Alaska’s cold weather comes as no surprise to anyone in the United States. Of course a changing climate means warming trends in Alaska ought not surprise anyone also. Because amphibians and reptiles adapted to more temperate climates, Alaska herps have, to turn a phrase, been left out in the cold.
To date only eight amphibian species (frogs and salamanders) have been documented in the state. Two of the frog species have recently been introduced from their natural Pacific Northwest habitat.

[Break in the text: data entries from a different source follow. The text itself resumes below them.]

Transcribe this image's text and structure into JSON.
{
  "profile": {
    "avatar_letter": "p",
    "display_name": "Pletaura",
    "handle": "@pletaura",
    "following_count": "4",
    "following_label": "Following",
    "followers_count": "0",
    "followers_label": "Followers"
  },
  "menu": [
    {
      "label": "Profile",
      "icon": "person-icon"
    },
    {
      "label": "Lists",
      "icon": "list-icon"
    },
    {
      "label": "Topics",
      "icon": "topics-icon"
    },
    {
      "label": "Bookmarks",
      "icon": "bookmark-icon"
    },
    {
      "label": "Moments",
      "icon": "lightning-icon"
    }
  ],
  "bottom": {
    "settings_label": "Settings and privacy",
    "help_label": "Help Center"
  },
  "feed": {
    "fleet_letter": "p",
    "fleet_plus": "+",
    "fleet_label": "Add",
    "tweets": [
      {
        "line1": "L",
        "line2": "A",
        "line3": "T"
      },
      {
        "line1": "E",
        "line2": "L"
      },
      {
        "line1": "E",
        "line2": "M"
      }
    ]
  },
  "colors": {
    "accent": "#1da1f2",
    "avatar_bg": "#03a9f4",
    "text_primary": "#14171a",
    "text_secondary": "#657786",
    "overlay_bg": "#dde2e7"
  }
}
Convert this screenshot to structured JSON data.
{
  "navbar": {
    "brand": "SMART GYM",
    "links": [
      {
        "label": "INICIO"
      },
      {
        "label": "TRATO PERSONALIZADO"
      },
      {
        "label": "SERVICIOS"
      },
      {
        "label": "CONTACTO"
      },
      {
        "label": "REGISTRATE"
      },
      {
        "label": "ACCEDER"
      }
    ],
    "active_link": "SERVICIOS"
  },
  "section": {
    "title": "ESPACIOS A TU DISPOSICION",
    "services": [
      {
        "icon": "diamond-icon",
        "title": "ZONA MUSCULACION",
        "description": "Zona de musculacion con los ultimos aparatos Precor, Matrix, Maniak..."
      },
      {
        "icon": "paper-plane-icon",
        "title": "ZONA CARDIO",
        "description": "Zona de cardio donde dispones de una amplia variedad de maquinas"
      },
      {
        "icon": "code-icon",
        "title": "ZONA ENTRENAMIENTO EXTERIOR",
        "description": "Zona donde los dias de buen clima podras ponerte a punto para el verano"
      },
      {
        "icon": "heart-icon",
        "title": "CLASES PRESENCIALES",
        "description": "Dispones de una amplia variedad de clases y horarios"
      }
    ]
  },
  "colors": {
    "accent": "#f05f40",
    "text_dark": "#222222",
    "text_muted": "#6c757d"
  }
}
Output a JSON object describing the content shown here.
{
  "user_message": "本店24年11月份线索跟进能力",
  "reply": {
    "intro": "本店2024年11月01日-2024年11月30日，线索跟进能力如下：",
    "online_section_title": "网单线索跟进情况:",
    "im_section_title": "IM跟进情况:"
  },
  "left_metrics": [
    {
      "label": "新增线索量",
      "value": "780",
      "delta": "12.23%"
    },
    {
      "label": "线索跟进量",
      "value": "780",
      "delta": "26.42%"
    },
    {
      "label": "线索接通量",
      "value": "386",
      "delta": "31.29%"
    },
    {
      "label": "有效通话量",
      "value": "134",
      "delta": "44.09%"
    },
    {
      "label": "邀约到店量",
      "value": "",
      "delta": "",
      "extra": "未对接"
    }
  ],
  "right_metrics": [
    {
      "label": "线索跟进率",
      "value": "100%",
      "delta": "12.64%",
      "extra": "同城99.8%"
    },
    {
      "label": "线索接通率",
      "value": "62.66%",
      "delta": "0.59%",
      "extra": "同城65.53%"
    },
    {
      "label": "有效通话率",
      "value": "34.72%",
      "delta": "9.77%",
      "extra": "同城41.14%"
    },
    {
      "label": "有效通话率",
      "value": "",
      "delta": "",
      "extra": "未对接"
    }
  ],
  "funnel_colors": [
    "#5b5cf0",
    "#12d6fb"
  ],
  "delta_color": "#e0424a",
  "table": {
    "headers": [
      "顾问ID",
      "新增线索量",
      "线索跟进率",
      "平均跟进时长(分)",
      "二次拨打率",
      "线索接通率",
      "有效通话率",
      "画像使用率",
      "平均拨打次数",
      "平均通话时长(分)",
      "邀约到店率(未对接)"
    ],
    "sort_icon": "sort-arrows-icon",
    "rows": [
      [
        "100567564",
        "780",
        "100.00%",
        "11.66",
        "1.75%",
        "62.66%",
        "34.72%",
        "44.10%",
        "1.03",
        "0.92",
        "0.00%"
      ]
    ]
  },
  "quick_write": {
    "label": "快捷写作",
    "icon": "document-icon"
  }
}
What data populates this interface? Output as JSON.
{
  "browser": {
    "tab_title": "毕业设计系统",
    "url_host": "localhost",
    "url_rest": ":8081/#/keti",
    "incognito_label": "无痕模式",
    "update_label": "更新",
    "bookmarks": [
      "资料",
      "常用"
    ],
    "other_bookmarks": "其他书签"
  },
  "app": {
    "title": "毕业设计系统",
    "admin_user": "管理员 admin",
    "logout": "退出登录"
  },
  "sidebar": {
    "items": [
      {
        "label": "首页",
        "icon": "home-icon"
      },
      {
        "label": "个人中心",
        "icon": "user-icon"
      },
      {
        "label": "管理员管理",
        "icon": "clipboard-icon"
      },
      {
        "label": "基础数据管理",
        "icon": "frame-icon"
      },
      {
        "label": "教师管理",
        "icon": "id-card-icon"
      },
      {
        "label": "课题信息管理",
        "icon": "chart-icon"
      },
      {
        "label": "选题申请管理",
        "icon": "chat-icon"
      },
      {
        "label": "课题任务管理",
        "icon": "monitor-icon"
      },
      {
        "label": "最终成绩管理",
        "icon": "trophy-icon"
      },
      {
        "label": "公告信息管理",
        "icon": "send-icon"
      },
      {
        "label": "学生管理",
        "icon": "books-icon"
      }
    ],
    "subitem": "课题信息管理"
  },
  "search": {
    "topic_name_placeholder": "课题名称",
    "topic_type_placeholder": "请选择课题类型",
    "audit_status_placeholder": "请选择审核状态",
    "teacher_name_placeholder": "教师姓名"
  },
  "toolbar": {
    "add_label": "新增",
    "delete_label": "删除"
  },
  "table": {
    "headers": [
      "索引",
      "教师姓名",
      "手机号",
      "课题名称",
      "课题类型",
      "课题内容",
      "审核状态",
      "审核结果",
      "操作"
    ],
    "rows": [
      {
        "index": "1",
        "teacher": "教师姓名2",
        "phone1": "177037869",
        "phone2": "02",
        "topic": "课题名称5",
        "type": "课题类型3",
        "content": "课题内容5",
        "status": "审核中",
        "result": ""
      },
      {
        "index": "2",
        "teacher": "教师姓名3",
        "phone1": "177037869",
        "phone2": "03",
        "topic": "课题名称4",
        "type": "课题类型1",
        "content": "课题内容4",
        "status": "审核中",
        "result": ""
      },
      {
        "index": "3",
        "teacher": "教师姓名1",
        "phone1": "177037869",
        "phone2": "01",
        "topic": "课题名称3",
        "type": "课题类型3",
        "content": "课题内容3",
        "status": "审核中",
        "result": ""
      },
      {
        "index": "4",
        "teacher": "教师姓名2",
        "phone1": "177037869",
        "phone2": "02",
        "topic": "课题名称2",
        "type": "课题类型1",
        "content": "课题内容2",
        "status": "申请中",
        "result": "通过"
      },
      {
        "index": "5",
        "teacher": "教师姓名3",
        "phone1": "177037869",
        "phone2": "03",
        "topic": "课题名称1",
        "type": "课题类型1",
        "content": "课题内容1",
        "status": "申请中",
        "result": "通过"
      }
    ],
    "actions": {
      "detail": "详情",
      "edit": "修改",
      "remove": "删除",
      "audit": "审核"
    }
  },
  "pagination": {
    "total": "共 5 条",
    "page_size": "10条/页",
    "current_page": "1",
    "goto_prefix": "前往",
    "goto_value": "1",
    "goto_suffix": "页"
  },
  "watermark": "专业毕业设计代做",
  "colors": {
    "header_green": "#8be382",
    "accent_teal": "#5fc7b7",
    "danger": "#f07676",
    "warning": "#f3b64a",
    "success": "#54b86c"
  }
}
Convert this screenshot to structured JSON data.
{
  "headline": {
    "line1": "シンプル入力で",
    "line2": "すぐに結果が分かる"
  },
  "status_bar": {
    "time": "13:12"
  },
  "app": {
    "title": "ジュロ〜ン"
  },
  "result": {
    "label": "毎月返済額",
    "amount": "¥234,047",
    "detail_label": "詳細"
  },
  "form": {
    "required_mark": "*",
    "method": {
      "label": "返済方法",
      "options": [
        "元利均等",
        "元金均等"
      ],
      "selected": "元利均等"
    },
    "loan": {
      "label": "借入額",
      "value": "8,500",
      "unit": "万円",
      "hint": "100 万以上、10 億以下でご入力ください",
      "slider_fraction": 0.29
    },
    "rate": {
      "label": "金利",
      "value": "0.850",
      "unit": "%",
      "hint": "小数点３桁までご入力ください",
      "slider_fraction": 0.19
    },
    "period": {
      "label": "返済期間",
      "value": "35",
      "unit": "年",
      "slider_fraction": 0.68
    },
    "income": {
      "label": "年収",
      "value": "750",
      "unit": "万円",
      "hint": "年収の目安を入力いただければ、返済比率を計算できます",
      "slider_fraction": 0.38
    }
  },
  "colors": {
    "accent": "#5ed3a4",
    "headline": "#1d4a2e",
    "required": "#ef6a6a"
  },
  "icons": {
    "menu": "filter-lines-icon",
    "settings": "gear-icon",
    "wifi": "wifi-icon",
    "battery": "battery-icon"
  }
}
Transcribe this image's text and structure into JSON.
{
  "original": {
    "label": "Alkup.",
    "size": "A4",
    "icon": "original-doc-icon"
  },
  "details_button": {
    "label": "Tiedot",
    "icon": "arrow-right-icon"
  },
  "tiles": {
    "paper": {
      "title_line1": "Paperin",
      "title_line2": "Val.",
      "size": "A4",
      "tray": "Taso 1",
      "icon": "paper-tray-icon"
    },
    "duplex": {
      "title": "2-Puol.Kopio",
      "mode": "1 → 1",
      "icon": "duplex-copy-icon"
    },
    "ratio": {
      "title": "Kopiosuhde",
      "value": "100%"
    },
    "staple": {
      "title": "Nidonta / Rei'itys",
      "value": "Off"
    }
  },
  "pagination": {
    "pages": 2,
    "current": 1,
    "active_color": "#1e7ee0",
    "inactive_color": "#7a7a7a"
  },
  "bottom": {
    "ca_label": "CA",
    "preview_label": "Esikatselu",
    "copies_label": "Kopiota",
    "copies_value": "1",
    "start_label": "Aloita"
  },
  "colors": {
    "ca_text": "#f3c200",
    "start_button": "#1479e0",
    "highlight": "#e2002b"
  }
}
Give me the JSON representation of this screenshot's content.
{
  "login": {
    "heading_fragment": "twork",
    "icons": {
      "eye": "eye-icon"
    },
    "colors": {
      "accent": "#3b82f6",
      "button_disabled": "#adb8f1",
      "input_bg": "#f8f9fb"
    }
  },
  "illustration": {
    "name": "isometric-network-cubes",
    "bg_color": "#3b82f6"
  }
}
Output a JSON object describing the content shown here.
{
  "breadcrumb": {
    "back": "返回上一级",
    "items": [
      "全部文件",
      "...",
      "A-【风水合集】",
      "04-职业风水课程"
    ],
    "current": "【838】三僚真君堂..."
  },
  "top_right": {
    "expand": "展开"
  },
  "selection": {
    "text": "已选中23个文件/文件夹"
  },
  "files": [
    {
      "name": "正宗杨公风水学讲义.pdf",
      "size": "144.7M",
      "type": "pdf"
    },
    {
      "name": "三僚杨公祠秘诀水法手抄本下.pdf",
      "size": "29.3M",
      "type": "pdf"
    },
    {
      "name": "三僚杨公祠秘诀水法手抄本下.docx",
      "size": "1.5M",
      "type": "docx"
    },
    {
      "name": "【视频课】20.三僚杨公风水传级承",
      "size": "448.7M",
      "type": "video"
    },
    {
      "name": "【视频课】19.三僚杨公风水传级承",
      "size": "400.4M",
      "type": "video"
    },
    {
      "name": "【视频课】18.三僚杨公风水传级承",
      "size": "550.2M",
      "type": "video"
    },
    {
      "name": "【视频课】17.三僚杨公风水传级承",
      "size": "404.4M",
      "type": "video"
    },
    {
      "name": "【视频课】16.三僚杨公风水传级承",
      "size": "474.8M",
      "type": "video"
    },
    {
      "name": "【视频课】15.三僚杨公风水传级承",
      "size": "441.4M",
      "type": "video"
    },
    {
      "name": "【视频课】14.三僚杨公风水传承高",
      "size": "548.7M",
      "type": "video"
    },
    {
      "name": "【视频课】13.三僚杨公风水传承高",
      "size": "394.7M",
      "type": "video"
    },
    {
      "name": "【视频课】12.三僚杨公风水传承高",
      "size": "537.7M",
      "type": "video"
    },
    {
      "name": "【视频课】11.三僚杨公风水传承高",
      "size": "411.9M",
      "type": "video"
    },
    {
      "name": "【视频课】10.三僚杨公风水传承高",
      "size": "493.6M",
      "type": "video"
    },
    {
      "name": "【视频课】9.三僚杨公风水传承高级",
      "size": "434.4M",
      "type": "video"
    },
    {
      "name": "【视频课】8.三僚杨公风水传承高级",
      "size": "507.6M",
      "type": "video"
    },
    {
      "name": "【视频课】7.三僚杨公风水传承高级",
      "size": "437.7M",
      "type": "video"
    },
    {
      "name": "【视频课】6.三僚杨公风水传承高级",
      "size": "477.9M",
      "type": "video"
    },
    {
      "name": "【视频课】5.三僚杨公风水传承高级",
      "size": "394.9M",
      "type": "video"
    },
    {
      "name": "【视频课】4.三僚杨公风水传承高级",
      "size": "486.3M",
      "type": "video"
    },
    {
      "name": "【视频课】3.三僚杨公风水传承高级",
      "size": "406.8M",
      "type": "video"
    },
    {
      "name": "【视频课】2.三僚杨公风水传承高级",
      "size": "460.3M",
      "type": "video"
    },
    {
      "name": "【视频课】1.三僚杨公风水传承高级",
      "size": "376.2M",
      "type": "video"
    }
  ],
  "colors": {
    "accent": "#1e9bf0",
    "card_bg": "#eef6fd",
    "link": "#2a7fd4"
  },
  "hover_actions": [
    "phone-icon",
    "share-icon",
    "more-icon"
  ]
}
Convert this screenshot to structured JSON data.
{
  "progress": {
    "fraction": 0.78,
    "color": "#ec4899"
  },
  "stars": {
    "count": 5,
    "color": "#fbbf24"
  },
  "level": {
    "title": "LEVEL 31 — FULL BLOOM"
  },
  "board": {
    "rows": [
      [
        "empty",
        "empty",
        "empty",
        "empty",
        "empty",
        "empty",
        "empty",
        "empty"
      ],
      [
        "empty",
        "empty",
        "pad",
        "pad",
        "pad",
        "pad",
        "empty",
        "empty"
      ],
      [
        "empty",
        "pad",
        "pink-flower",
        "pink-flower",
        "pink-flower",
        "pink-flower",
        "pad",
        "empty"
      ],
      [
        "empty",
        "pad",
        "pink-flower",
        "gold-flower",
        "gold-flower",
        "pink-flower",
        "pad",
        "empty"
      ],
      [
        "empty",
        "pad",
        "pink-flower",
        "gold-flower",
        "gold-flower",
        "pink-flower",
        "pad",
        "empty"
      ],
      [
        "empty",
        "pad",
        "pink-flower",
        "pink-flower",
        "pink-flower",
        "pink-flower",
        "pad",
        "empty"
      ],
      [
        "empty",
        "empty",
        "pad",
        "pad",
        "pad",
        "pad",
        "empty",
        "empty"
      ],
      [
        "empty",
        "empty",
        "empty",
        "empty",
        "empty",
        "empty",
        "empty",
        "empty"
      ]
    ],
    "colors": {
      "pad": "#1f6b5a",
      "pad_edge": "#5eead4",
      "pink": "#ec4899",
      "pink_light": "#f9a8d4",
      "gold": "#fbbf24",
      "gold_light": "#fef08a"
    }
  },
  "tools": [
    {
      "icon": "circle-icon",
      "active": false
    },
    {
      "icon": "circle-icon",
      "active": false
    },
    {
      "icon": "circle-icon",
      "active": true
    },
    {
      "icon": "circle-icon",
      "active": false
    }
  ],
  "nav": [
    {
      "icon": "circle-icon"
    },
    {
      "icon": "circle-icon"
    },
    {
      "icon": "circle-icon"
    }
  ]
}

With respect to Alaska reptiles, stories swirl about potential garter snake and red-eared slider sightings in Alaska. Perhaps a few captive or pet snakes and turtles have been released into the wild. While a handful of sea turtles can be found swimming in Alaska waters, to date no snakes, turtles or lizards have been documented as native Alaskan species.
Here’s a quick run down of the native Alaska herps.
The top picture shows a Pacific Chorus Frog (Pseudacris regilla). It’s one of the introduced species and found in only one location along the southeast coast.
Wood Frogs (Lithobates sylvaticus) are definitely the true Alaskan herp. They are hardy frogs that live in forested areas in many parts of the state.
Red-legged Frogs (Rana aurora) are the other introduced species and can be found in a few panhandle locations. They are native to the West Coast.
Columbia Spotted Frogs (Rana luteiventris) are also a Pacific Northwest species that adapted to the colder weather of the southeast coastal areas.
Boreal Toads (Anaxyrus boreas) or Western Toads are Alaska’s only toad species. The white stripe down the back is a very good field identification clue. They too only inhabit areas of the southeast coastal region of the state.
The panhandle area also counts three salamander species as residents. Rough-skinned Newts (Taricha granulosa) are aquatic creatures. They become visible during the spring rainy season.
Northwestern Salamanders (Ambystoma gracile) are usually a very dull color and live among the leaves of forest floors.
The yellow back of the Long-toed Salamander (Ambystoma macrodactylum) makes it easy to ID. They too live in the forested areas of the southeast coast.